During our testing, both of the AMD cards were commendably quiet, but the copper heatsink on the HD 4850 got very hot to the touch. The Catalyst drivers report a temperature of 80° Celsius. This won’t be a problem once the graphics card is sealed inside your PC but one edge of the heatsink runs along the top of the card in the perfect position to catch the impatient reviewer by surprise as he swaps graphics cards between tests.
It’s a bit like having a plate of really hot sausages fresh out of the oven. Common sense says you should give them a few minutes to cool but greed wins the day, and we now have the burns to prove the matter.
Moral: if you’re working with an HD 4850, give it enough time to cool down properly.
Radeon HD 4850: mind your fingers
The other major difference between the AMD and Nvidia cards is price. The GeForce GTX 280 is on its own somewhere in the stratosphere at £350, and GeForce GTX 260 is a good bit cheaper at £215-250. Compared to them, the new AMD cards are an absolute snip. The Radeon HD 4850 costs about £140 - which makes it comparable with GeForce 8800 GT and GTS - and the HD 4870 is, at £175, only slightly more expensive, which makes it comparable with 9800 GTX.
We tested a Gigabyte HD 4870 and a Sapphire HD 4850 on the same Intel Skulltrail system that we used for our Zotac GTX 280 review and also added an Asus HD 3850 X2, Asus HD 3850, Asus HD 3650, Sapphire HD 3450 PowerColor HD 2900 and Sapphire X1950 GT into the mix, just for fun.
In fact, we had two HD 4850s, one from Sapphire and one pre-production from AMD so we naturally ran them in CrossFire, but as you’ll see from our figures there was something a bit strange about the pre-production card. Performance was very good, but the power consumption was 50W higher than the retail Sapphire. You can take the Sapphire figures as gospel but the CrossFire figures are raw and need some adjustment. We estimate that two HD 4850s in CrossFire draw a similar amount of power as a single HD 4870 when the system is under load.
What were you thinking when you made those graphs?
They tell you nothing, NOTHING I tell you!
And another thing...
Can't understand folks' bleating about the PowerPlay thing. There are so many folk giving it "ooh once again ATi screws us with the drivers, this is a joke, I'm sticking with nVidia at least the drivers work"
1) nVidia are just as bad if not worse for feature support in early drivers - look at the 7800GX2 fiasco.
2) If you want to spend more money on a card that will do the same job and consume more power then go ahead and quit whining
3) Er, wait a few weeks?

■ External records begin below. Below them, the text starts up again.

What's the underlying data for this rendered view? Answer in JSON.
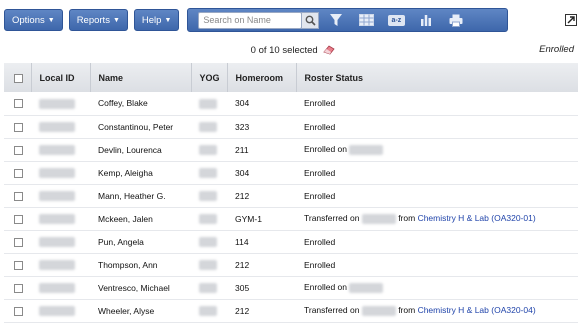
{
  "toolbar": {
    "options_label": "Options",
    "reports_label": "Reports",
    "help_label": "Help",
    "search_placeholder": "Search on Name",
    "icons": [
      "magnifier-icon",
      "filter-icon",
      "grid-icon",
      "sort-az-icon",
      "bar-chart-icon",
      "printer-icon"
    ],
    "sort_label": "a-z",
    "brand_color": "#3e67ab"
  },
  "selection": {
    "summary": "0 of 10 selected"
  },
  "status_filter": "Enrolled",
  "table": {
    "headers": {
      "local_id": "Local ID",
      "name": "Name",
      "yog": "YOG",
      "homeroom": "Homeroom",
      "roster_status": "Roster Status"
    },
    "rows": [
      {
        "name": "Coffey, Blake",
        "homeroom": "304",
        "status": "Enrolled"
      },
      {
        "name": "Constantinou, Peter",
        "homeroom": "323",
        "status": "Enrolled"
      },
      {
        "name": "Devlin, Lourenca",
        "homeroom": "211",
        "status": "Enrolled on"
      },
      {
        "name": "Kemp, Aleigha",
        "homeroom": "304",
        "status": "Enrolled"
      },
      {
        "name": "Mann, Heather G.",
        "homeroom": "212",
        "status": "Enrolled"
      },
      {
        "name": "Mckeen, Jalen",
        "homeroom": "GYM-1",
        "status": "Transferred on",
        "from": "from",
        "course": "Chemistry H & Lab (OA320-01)"
      },
      {
        "name": "Pun, Angela",
        "homeroom": "114",
        "status": "Enrolled"
      },
      {
        "name": "Thompson, Ann",
        "homeroom": "212",
        "status": "Enrolled"
      },
      {
        "name": "Ventresco, Michael",
        "homeroom": "305",
        "status": "Enrolled on"
      },
      {
        "name": "Wheeler, Alyse",
        "homeroom": "212",
        "status": "Transferred on",
        "from": "from",
        "course": "Chemistry H & Lab (OA320-04)"
      }
    ]
  }
}
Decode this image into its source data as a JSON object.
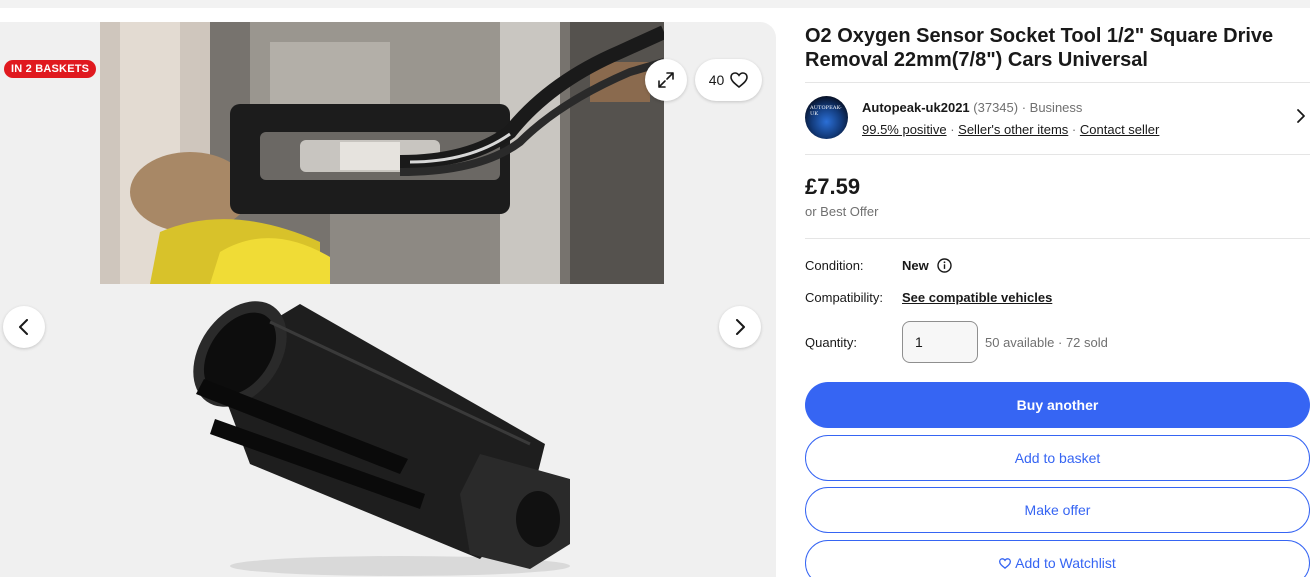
{
  "gallery": {
    "badge": "IN 2 BASKETS",
    "watch_count": "40",
    "icons": {
      "expand": "expand-icon",
      "heart": "heart-icon",
      "prev": "chevron-left-icon",
      "next": "chevron-right-icon"
    }
  },
  "listing": {
    "title": "O2 Oxygen Sensor Socket Tool 1/2\" Square Drive Removal 22mm(7/8\") Cars Universal"
  },
  "seller": {
    "name": "Autopeak-uk2021",
    "feedback_count": "(37345)",
    "type": "· Business",
    "positive": "99.5% positive",
    "other_items": "Seller's other items",
    "contact": "Contact seller",
    "avatar_text": "AUTOPEAK-UK"
  },
  "price": {
    "amount": "£7.59",
    "best_offer": "or Best Offer"
  },
  "specs": {
    "condition_label": "Condition:",
    "condition_value": "New",
    "compatibility_label": "Compatibility:",
    "compatibility_link": "See compatible vehicles",
    "quantity_label": "Quantity:",
    "quantity_value": "1",
    "availability": "50 available · 72 sold"
  },
  "actions": {
    "buy": "Buy another",
    "basket": "Add to basket",
    "offer": "Make offer",
    "watchlist": "Add to Watchlist"
  },
  "colors": {
    "primary": "#3665f3",
    "badge": "#e0191f",
    "muted_text": "#707070"
  }
}
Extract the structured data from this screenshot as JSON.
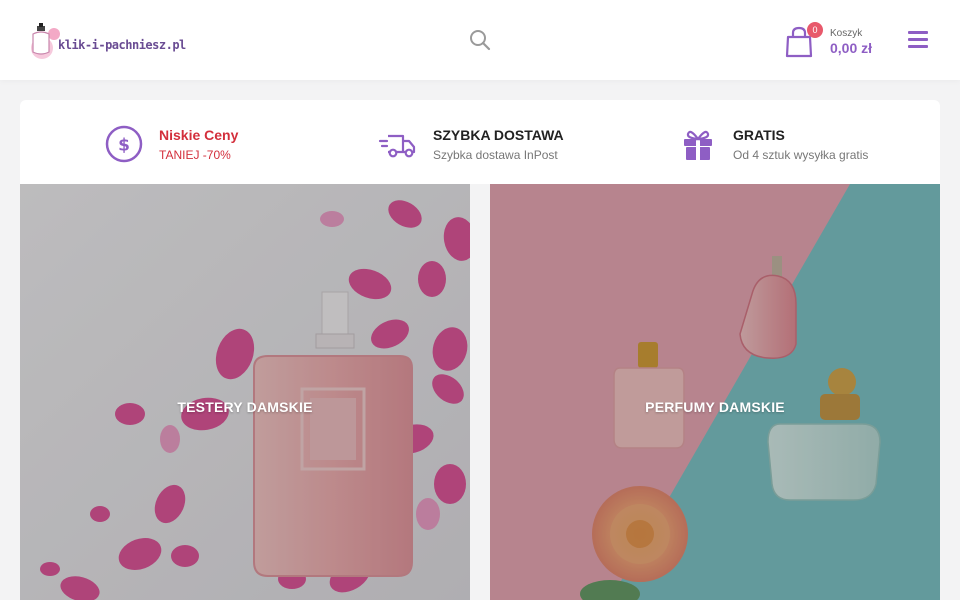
{
  "header": {
    "logo_text": "klik-i-pachniesz.pl",
    "cart": {
      "label": "Koszyk",
      "total": "0,00 zł",
      "count": "0"
    }
  },
  "features": [
    {
      "title": "Niskie Ceny",
      "subtitle": "TANIEJ -70%",
      "icon": "dollar-circle-icon"
    },
    {
      "title": "SZYBKA DOSTAWA",
      "subtitle": "Szybka dostawa InPost",
      "icon": "truck-icon"
    },
    {
      "title": "GRATIS",
      "subtitle": "Od 4 sztuk wysyłka gratis",
      "icon": "gift-icon"
    }
  ],
  "categories": [
    {
      "label": "TESTERY DAMSKIE"
    },
    {
      "label": "PERFUMY DAMSKIE"
    }
  ],
  "colors": {
    "accent": "#8e5ec4",
    "highlight_red": "#d32f3c",
    "badge": "#e8596b"
  }
}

The only way I can see the "ZOMG the drivurz are skrewd and now I have to w8 a hole month" argument making any sense is if you're a spoilt kid buying into the latest architecture every time. Even then they don't come out often enough to make much sense out of such pissy bitchy whining.
PS: I'm not an ATi fanboy (until a few weeks ago I was poised to buy a 9800GTX) but I am a big fan of not having to filter out pissy whiny moans whilst reading comments on a mature IT news site.
Come on guys, everyone knows that Crysis is not an accurate Benchmark. It has been dropped from tests on a number of occasions.
Im waiting for anyone to do a fanless 4850 for xFire
Wow... a PS3 fanboi, hey?
I'm not even going to go into it, since so many people already did. I'd just be beating a dead ... vulture?
There is one situation, and one situation only, where Crossfire/SLI come into their own. Big displays. Really big displays. I'm running at 3840x1024, with two 7900GTXs (I'll upgrade before too long). In an ordinary machine, the difference between one card and two isn't worth the money. However, on a really big screen, having 1GB of memory instead of 512MB means something, and HL2: Episode 2 will run at full res on this machine, no worries. It sure as hell wouldn't with just the one card!
I would love to buy a 4870HD (or, as is far more likely, two), but this motherboard is all nVidia chipsets, so I'd need a new system core first.